The Essentials in Business Continuity Program Management
What comes after the Business Continuity Plan?
Often times organizations put immense effort into the building phase of a Business Continuity project. They will strategize, mitigate, plan, document and discuss in great details to ensure the final product, their Business Continuity Plan, represents all the elements they will require in the event of a disaster. But then what happens? All of the steps are documented, the contact information is confirmed, and the supporting documentation is up to date. Often times these project leaders will scratch their heads and think “Now what?” An excellent question! And one that requires a little bit of explanation.
The Business Continuity Plan (BCP) is simply that; a plan to help your business continue operating when there is a disaster. It should include everything your business needs in order to continue operations after an incident. But there needs to be a structure in place within your business in order for this plan to be to maintained. Enter the Business Continuity Program.
The Business Continuity Program lays out all of the steps needed to make sure your plan will be implemented smoothly when a disaster occurs. It includes a plan of action for:
- Socializing the plan throughout your organization. It goes without saying that a plan can’t be implemented if people don’t know about it! Create opportunities to introduce new employees to the plan.
- Maintaining the plan content. The information in your plan is only as helpful as it is accurate, so it needs to be reviewed on a regular basis. Any changes in business operations, vendors, suppliers and more will likely need to be reflected in your plan.
- Training employees on their responsibilities. Everyone at your business needs to know what to do – and what not to do – when the BCP is enacted. Seek out methods of reminding all staff of their roles and responsibilities during an incident.
- Exercising the plan. Ask your employees to sit down and run through the BCP in a hypothetical scenario (like a fire, bomb threat, or tornado). Exercising helps to socialize and maintain the plan, as well as train employees on their responsibilities.
- Auditing the plan against industry standards. Different industries or countries have different requirements for their BCPs. It is important that your BCP comply with appropriate standards to achieve a successful recovery.
This might seem like a lot of work when you are just starting out, so start small. When building your Business Continuity Program, start with drafting the schedule for when each of these will be completed (quarterly, annually, or every three years). Then determine how they will be completed. In our KingsBridge Blog “BCP on a Budget”, it was suggested that standard evacuation drills can be used to do a quick exercise by asking employees what they would do if they could not re-enter the building for the day. Other suggestions include socializing the plan by adding it to the agenda for monthly or quarterly department meetings, or including BCP responsibilities in employees’ job descriptions and performance reviews.

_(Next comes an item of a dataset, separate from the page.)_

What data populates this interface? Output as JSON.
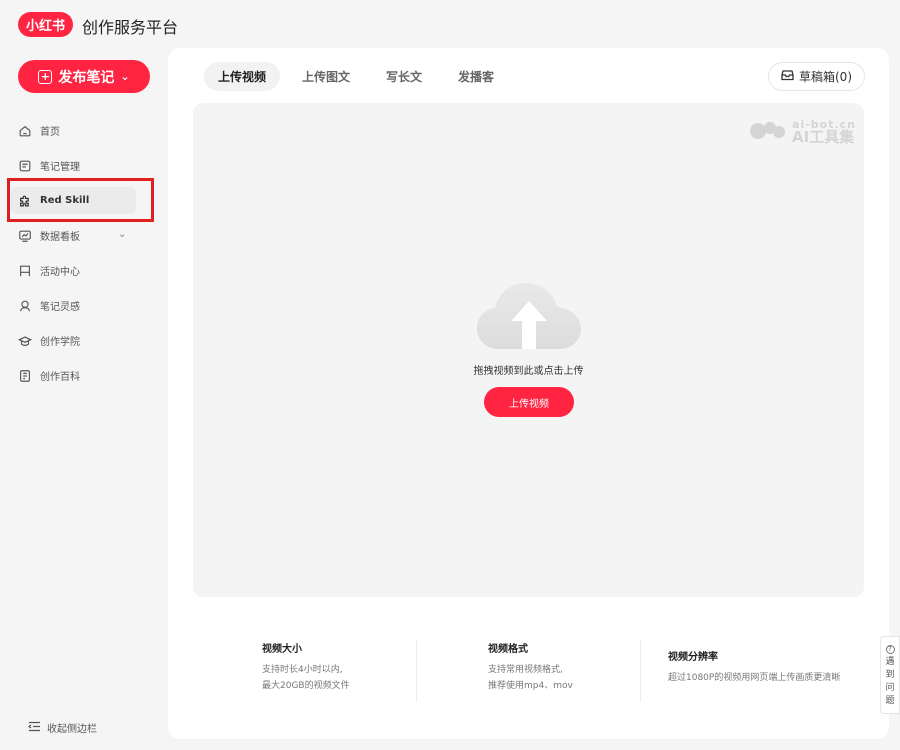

Regardless of the methods used, putting the time and effort into developing the Business Continuity Program now will save you and the organization from missteps if or when disaster strikes later.